View gallery - 7 images

GoPro HERO actioncams are proving to be pretty popular with mountain bikers, although not everyone wants to wear one of the cameras on their helmet or chest. Riders can always mount it on their handlebars, although now Paul Components is offering an alternative – a GoPro mount that replaces the handlebar stem cap.

First of all, why wouldn’t you want to mount your camera on your handlebars? For one thing, you might already have things like a light, a bell or a computer taking up space on there. Additionally, be it ever-so-slightly, the camera has to be mounted a little off-center to allow for the stem clamp. Finally, it’s always nice to be able to get the bars in the bottom of the shot – it helps gives viewers a sense of perspective, putting them “in the action” more.

The 24-gram mount is made from solid 6061 aluminum (anodized black or silver), and replaces the top cap of a 1 1/8-inch threadless stem. It works with all three generations of HERO cameras, which can be tilted up or down as they’re being tightened into place on the mount.

Paul Components also makes a stem cap light mount
Paul Components also makes a stem cap light mount

Should you like the idea of putting the stem cap to use, but you’re not into videography, Paul also makes a stem cap light mount (see above) ... you can also always replace your stem cap with a clock.

Paul Components’ stem cap GoPro mount is priced at US$49 – video shot using it can be seen below. The light mount costs $36.

Source: Paul Components via BikeRadar

Camera Mount Demo

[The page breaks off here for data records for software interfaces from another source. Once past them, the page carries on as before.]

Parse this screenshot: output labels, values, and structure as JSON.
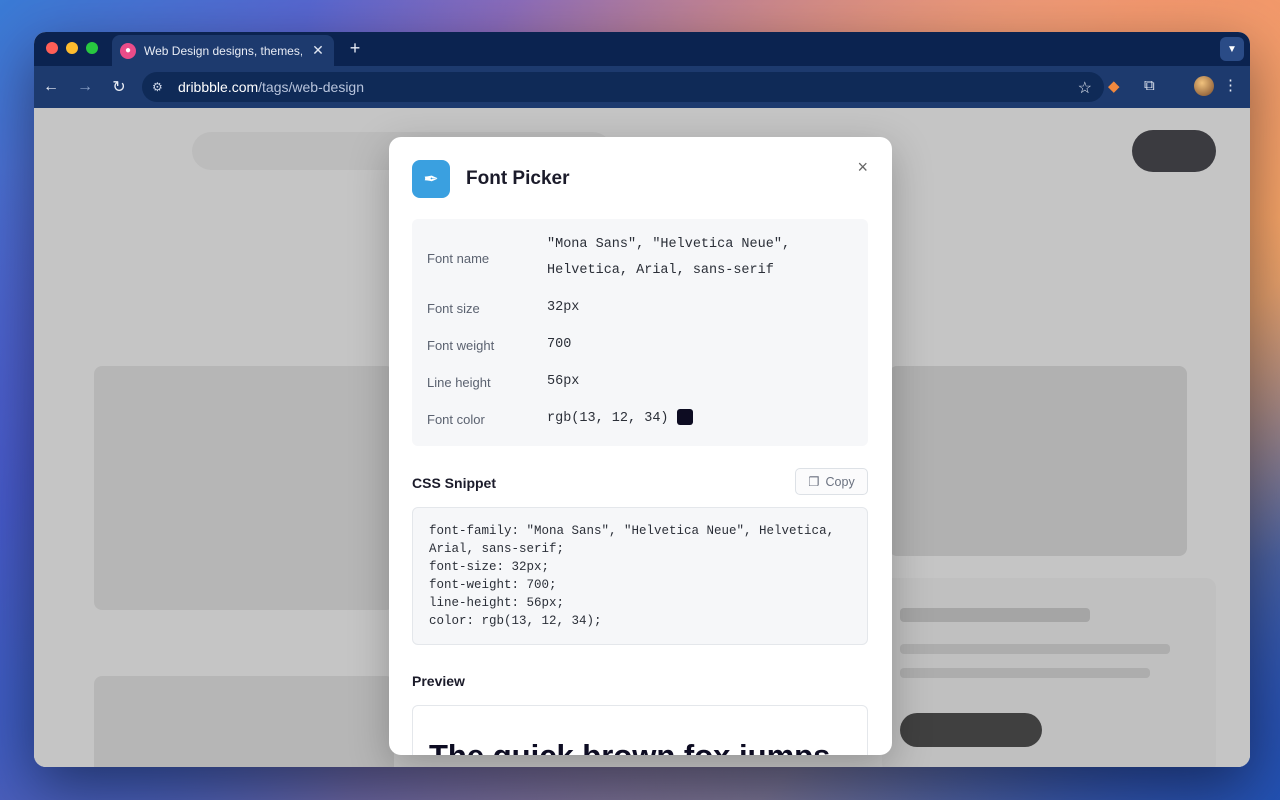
{
  "browser": {
    "tab_title": "Web Design designs, themes,",
    "tab_close": "✕",
    "new_tab": "+",
    "url_domain": "dribbble.com",
    "url_path": "/tags/web-design"
  },
  "modal": {
    "title": "Font Picker",
    "close": "×",
    "properties": [
      {
        "label": "Font name",
        "value": "\"Mona Sans\", \"Helvetica Neue\",",
        "value2": "Helvetica, Arial, sans-serif"
      },
      {
        "label": "Font size",
        "value": "32px"
      },
      {
        "label": "Font weight",
        "value": "700"
      },
      {
        "label": "Line height",
        "value": "56px"
      },
      {
        "label": "Font color",
        "value": "rgb(13, 12, 34)",
        "swatch": "#0d0c22"
      }
    ],
    "css_snippet_label": "CSS Snippet",
    "copy_label": "Copy",
    "snippet_lines": [
      "font-family: \"Mona Sans\", \"Helvetica Neue\", Helvetica,",
      "Arial, sans-serif;",
      "font-size: 32px;",
      "font-weight: 700;",
      "line-height: 56px;",
      "color: rgb(13, 12, 34);"
    ],
    "preview_label": "Preview",
    "preview_text": "The quick brown fox jumps"
  },
  "colors": {
    "accent": "#3aa0e0",
    "font_color": "#0d0c22"
  }
}
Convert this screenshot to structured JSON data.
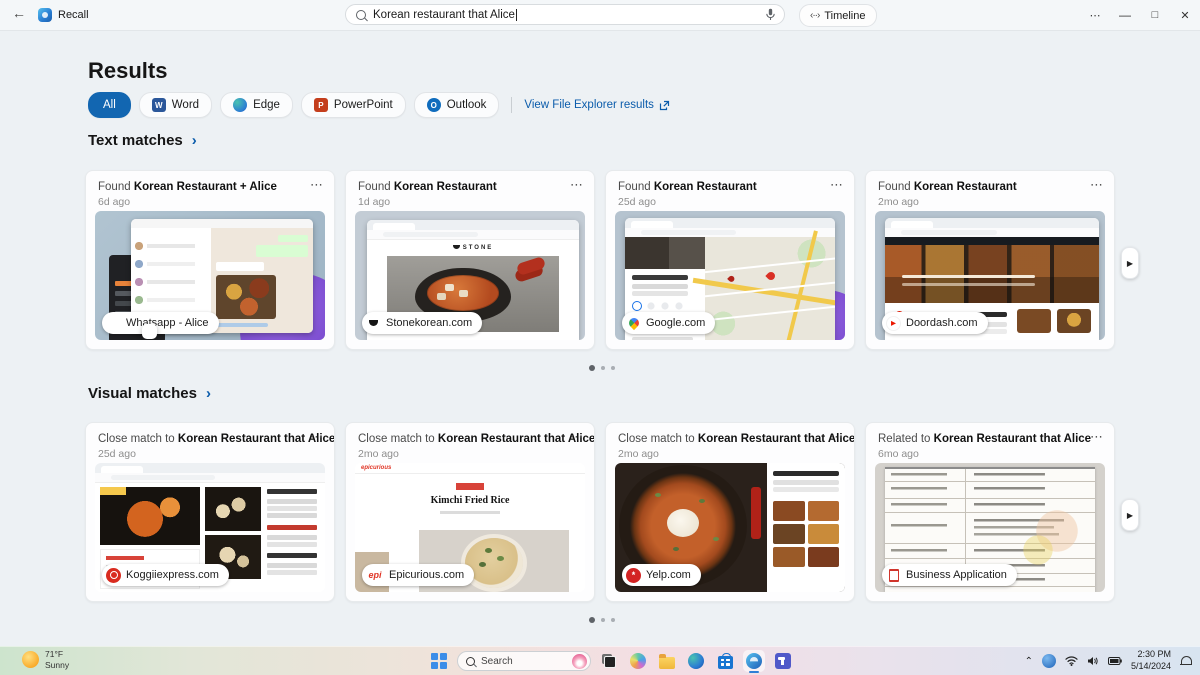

View gallery - 7 images
6 comments
Gadgeteer
"Finally, it’s always nice to be able to get the bars in the bottom of the shot" That's a matter of opinion. Some of us don't want that intrusion. What I would prefer is a mount that sticks the camera in front of the handlebar clamp and adds some kind of Steadicam-style image stabilization to help reduce the jitter from road shock that's transferred up to the camera.
Keith Reeder
Designed by someone who's never gone over the handlebars...
The Skud
Seems to me to be the most logical place to mount a camera in the first place! Mountain bike riding usually involves fairly violent snapping of the handlebars from side to side, making the videos I have seen almost unwatchable (whiplash on the couch, anyone?). KEITH - Surely a breakaway mount would stop any risk to the rider's sensitive parts if going over the bars? How about adding an 'airbag' on the bar for the times your foot slips off the pedals?
Leonard Foster Jr
Not a good place for a metal mount
Keith Reeder
"KEITH - Surely a breakaway mount would stop any risk to the rider's sensitive parts if going over the bars?" The last thing I'd want to attach my expensive video camera to is something DESIGNED to break.
Calson
Dumb design on many levels. Bad location for a camera as the front forks take up all the road shock and there is more movement at the stem than anywhere else on the bike. A helmet mount is the best place from any perspective. A static mount is also going to produce boring video. It is one thing to have a camera mounted in this manner to use for 4 second clips inserted into footage but another to use it entirely. A helmet mounted video allows for changing both the angle of view downward and upward as well as from side to side and would produce infinitely more interesting video - and isn't that the point, make it interesting for others to watch?